§ **Goal of the exercise**
From top to bottom, return the listing exactly as it appears, omitting its images.

§ **Study material**

%%

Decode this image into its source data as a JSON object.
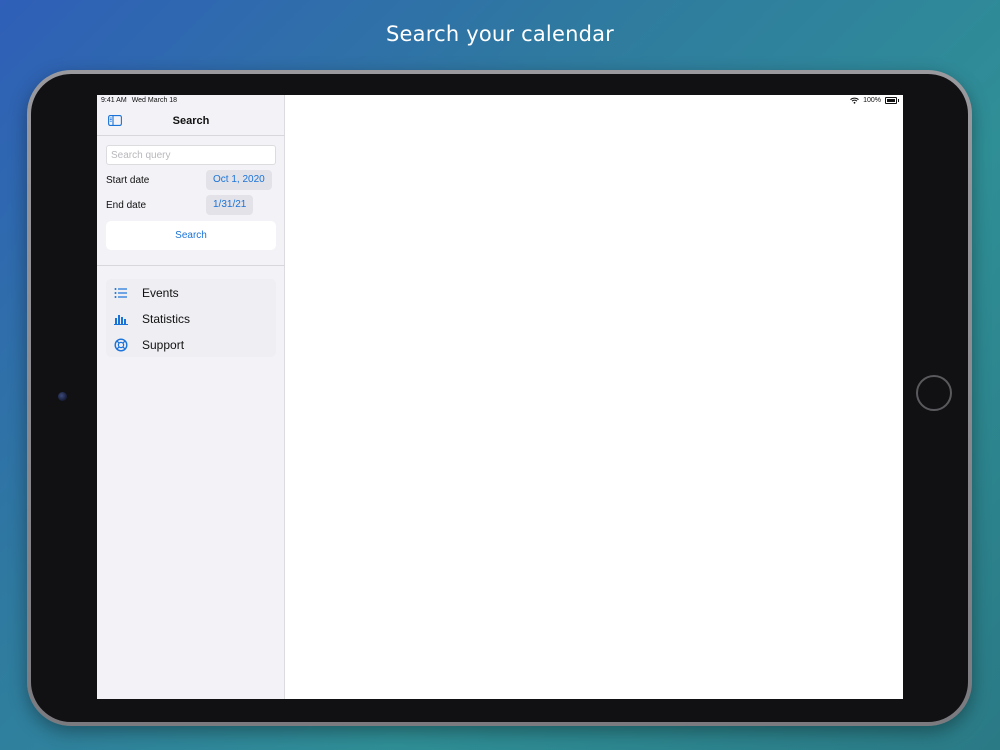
{
  "headline": "Search your calendar",
  "status_bar": {
    "time": "9:41 AM",
    "date": "Wed March 18",
    "battery": "100%",
    "icons": [
      "wifi-icon",
      "battery-icon"
    ]
  },
  "sidebar": {
    "title": "Search",
    "toggle_icon": "sidebar-toggle-icon",
    "search": {
      "placeholder": "Search query",
      "value": ""
    },
    "start_date": {
      "label": "Start date",
      "value": "Oct 1, 2020"
    },
    "end_date": {
      "label": "End date",
      "value": "1/31/21"
    },
    "search_button": "Search",
    "nav_items": [
      {
        "label": "Events",
        "icon": "list-icon"
      },
      {
        "label": "Statistics",
        "icon": "bar-chart-icon"
      },
      {
        "label": "Support",
        "icon": "lifebuoy-icon"
      }
    ]
  },
  "colors": {
    "accent": "#1a73d9",
    "sidebar_bg": "#f2f2f7",
    "device_bezel": "#111113"
  }
}
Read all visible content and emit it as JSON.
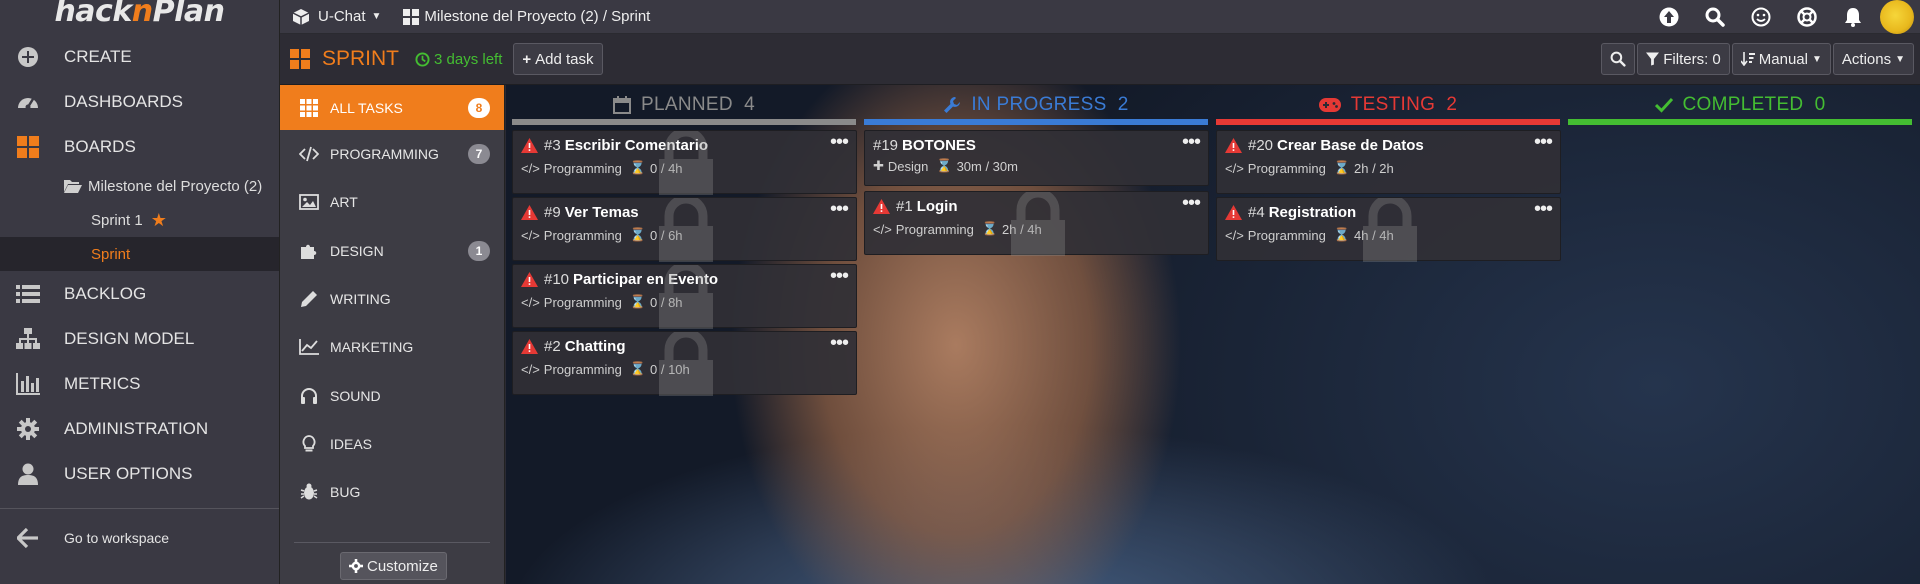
{
  "logo": {
    "part1": "hack",
    "part2": "n",
    "part3": "Plan"
  },
  "nav": {
    "create": "CREATE",
    "dashboards": "DASHBOARDS",
    "boards": "BOARDS",
    "milestone": "Milestone del Proyecto (2)",
    "sprint1": "Sprint 1",
    "sprint": "Sprint",
    "backlog": "BACKLOG",
    "design_model": "DESIGN MODEL",
    "metrics": "METRICS",
    "administration": "ADMINISTRATION",
    "user_options": "USER OPTIONS",
    "go_workspace": "Go to workspace"
  },
  "topbar": {
    "project": "U-Chat",
    "breadcrumb": "Milestone del Proyecto (2) / Sprint"
  },
  "sprintbar": {
    "title": "SPRINT",
    "days_left": "3 days left",
    "add_task": "Add task",
    "filters": "Filters: 0",
    "sort": "Manual",
    "actions": "Actions"
  },
  "categories": {
    "all": {
      "label": "ALL TASKS",
      "count": "8"
    },
    "programming": {
      "label": "PROGRAMMING",
      "count": "7"
    },
    "art": {
      "label": "ART"
    },
    "design": {
      "label": "DESIGN",
      "count": "1"
    },
    "writing": {
      "label": "WRITING"
    },
    "marketing": {
      "label": "MARKETING"
    },
    "sound": {
      "label": "SOUND"
    },
    "ideas": {
      "label": "IDEAS"
    },
    "bug": {
      "label": "BUG"
    },
    "customize": "Customize"
  },
  "columns": {
    "planned": {
      "label": "PLANNED",
      "count": "4",
      "color": "#8a8a8a"
    },
    "in_progress": {
      "label": "IN PROGRESS",
      "count": "2",
      "color": "#3a7bd5"
    },
    "testing": {
      "label": "TESTING",
      "count": "2",
      "color": "#e53935"
    },
    "completed": {
      "label": "COMPLETED",
      "count": "0",
      "color": "#44bd32"
    }
  },
  "cards": {
    "c3": {
      "num": "#3",
      "title": "Escribir Comentario",
      "category": "Programming",
      "time": "0 / 4h"
    },
    "c9": {
      "num": "#9",
      "title": "Ver Temas",
      "category": "Programming",
      "time": "0 / 6h"
    },
    "c10": {
      "num": "#10",
      "title": "Participar en Evento",
      "category": "Programming",
      "time": "0 / 8h"
    },
    "c2": {
      "num": "#2",
      "title": "Chatting",
      "category": "Programming",
      "time": "0 / 10h"
    },
    "c19": {
      "num": "#19",
      "title": "BOTONES",
      "category": "Design",
      "time": "30m / 30m"
    },
    "c1": {
      "num": "#1",
      "title": "Login",
      "category": "Programming",
      "time": "2h / 4h"
    },
    "c20": {
      "num": "#20",
      "title": "Crear Base de Datos",
      "category": "Programming",
      "time": "2h / 2h"
    },
    "c4": {
      "num": "#4",
      "title": "Registration",
      "category": "Programming",
      "time": "4h / 4h"
    }
  },
  "colors": {
    "accent": "#f07d1c",
    "success": "#44bd32",
    "danger": "#e53935",
    "info": "#3a7bd5"
  }
}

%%

§ **Final answer**
Decode this image into its source data as a JSON object.
{
  "headline": "Search your calendar",
  "status_bar": {
    "time": "9:41 AM",
    "date": "Wed March 18",
    "battery": "100%",
    "icons": [
      "wifi-icon",
      "battery-icon"
    ]
  },
  "sidebar": {
    "title": "Search",
    "toggle_icon": "sidebar-toggle-icon",
    "search": {
      "placeholder": "Search query",
      "value": ""
    },
    "start_date": {
      "label": "Start date",
      "value": "Oct 1, 2020"
    },
    "end_date": {
      "label": "End date",
      "value": "1/31/21"
    },
    "search_button": "Search",
    "nav_items": [
      {
        "label": "Events",
        "icon": "list-icon"
      },
      {
        "label": "Statistics",
        "icon": "bar-chart-icon"
      },
      {
        "label": "Support",
        "icon": "lifebuoy-icon"
      }
    ]
  },
  "colors": {
    "accent": "#1a73d9",
    "sidebar_bg": "#f2f2f7",
    "device_bezel": "#111113"
  }
}
Read all visible content and emit it as JSON.
{
  "logo": {
    "part1": "hack",
    "part2": "n",
    "part3": "Plan"
  },
  "nav": {
    "create": "CREATE",
    "dashboards": "DASHBOARDS",
    "boards": "BOARDS",
    "milestone": "Milestone del Proyecto (2)",
    "sprint1": "Sprint 1",
    "sprint": "Sprint",
    "backlog": "BACKLOG",
    "design_model": "DESIGN MODEL",
    "metrics": "METRICS",
    "administration": "ADMINISTRATION",
    "user_options": "USER OPTIONS",
    "go_workspace": "Go to workspace"
  },
  "topbar": {
    "project": "U-Chat",
    "breadcrumb": "Milestone del Proyecto (2) / Sprint"
  },
  "sprintbar": {
    "title": "SPRINT",
    "days_left": "3 days left",
    "add_task": "Add task",
    "filters": "Filters: 0",
    "sort": "Manual",
    "actions": "Actions"
  },
  "categories": {
    "all": {
      "label": "ALL TASKS",
      "count": "8"
    },
    "programming": {
      "label": "PROGRAMMING",
      "count": "7"
    },
    "art": {
      "label": "ART"
    },
    "design": {
      "label": "DESIGN",
      "count": "1"
    },
    "writing": {
      "label": "WRITING"
    },
    "marketing": {
      "label": "MARKETING"
    },
    "sound": {
      "label": "SOUND"
    },
    "ideas": {
      "label": "IDEAS"
    },
    "bug": {
      "label": "BUG"
    },
    "customize": "Customize"
  },
  "columns": {
    "planned": {
      "label": "PLANNED",
      "count": "4",
      "color": "#8a8a8a"
    },
    "in_progress": {
      "label": "IN PROGRESS",
      "count": "2",
      "color": "#3a7bd5"
    },
    "testing": {
      "label": "TESTING",
      "count": "2",
      "color": "#e53935"
    },
    "completed": {
      "label": "COMPLETED",
      "count": "0",
      "color": "#44bd32"
    }
  },
  "cards": {
    "c3": {
      "num": "#3",
      "title": "Escribir Comentario",
      "category": "Programming",
      "time": "0 / 4h"
    },
    "c9": {
      "num": "#9",
      "title": "Ver Temas",
      "category": "Programming",
      "time": "0 / 6h"
    },
    "c10": {
      "num": "#10",
      "title": "Participar en Evento",
      "category": "Programming",
      "time": "0 / 8h"
    },
    "c2": {
      "num": "#2",
      "title": "Chatting",
      "category": "Programming",
      "time": "0 / 10h"
    },
    "c19": {
      "num": "#19",
      "title": "BOTONES",
      "category": "Design",
      "time": "30m / 30m"
    },
    "c1": {
      "num": "#1",
      "title": "Login",
      "category": "Programming",
      "time": "2h / 4h"
    },
    "c20": {
      "num": "#20",
      "title": "Crear Base de Datos",
      "category": "Programming",
      "time": "2h / 2h"
    },
    "c4": {
      "num": "#4",
      "title": "Registration",
      "category": "Programming",
      "time": "4h / 4h"
    }
  },
  "colors": {
    "accent": "#f07d1c",
    "success": "#44bd32",
    "danger": "#e53935",
    "info": "#3a7bd5"
  }
}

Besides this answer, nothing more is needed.